For fans of Diane Seuss and Victoria Chang, a coruscating collection that eloquently invokes the perseverance and myth of the Filipino diaspora in America.

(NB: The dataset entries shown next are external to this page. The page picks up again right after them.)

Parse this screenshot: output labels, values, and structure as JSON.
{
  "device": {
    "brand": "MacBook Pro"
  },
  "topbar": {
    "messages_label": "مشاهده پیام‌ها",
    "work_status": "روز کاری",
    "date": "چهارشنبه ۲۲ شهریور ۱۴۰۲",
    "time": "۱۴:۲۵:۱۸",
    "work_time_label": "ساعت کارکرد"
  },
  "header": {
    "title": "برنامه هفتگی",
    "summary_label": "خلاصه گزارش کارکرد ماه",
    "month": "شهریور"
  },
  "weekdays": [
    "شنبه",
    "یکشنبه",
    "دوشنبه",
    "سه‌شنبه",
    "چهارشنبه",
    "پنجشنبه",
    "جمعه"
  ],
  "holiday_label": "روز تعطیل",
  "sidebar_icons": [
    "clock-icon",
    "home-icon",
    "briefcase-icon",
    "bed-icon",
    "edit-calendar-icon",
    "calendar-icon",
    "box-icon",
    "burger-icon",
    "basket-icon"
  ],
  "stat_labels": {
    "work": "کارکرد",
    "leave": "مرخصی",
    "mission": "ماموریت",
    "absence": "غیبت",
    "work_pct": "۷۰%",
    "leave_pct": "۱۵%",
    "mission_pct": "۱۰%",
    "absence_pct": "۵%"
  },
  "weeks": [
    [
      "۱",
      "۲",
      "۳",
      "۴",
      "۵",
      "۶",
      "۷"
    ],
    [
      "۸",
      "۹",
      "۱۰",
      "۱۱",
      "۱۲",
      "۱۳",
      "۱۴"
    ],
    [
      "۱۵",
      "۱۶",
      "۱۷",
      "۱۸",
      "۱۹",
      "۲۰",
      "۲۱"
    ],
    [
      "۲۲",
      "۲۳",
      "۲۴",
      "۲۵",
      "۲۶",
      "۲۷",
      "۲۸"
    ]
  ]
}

“My father forfeits field and nation / and I dream nothing into these turning skies.” In 1972, after Ferdinand Marcos declared martial law, Oliver de la Paz’s father, in a last fit of desperation to leave the Philippines, threw his papers at an immigration clerk, hoping to get them stamped. He was prepared to leave, having already quit his job and exchanged pesos for dollars; but he couldn’t anticipate the migratory lifestyle he and his family would soon adopt in America. Their search for a sense of “home” is evocatively explored by award-winning poet de la Paz in this formally inventive collection of sonnets. Poems flit with dulcet lyricism and nostalgia from coast to coast, across prairies and deserts, along the way musing on shadowy dreams of a faraway country. With a virtuoso’s deft touch, The Diaspora Sonnets break and rejoin poetic tradition, powerfully capturing the peculiar pangs of a diaspora “that has left and is forever leaving.”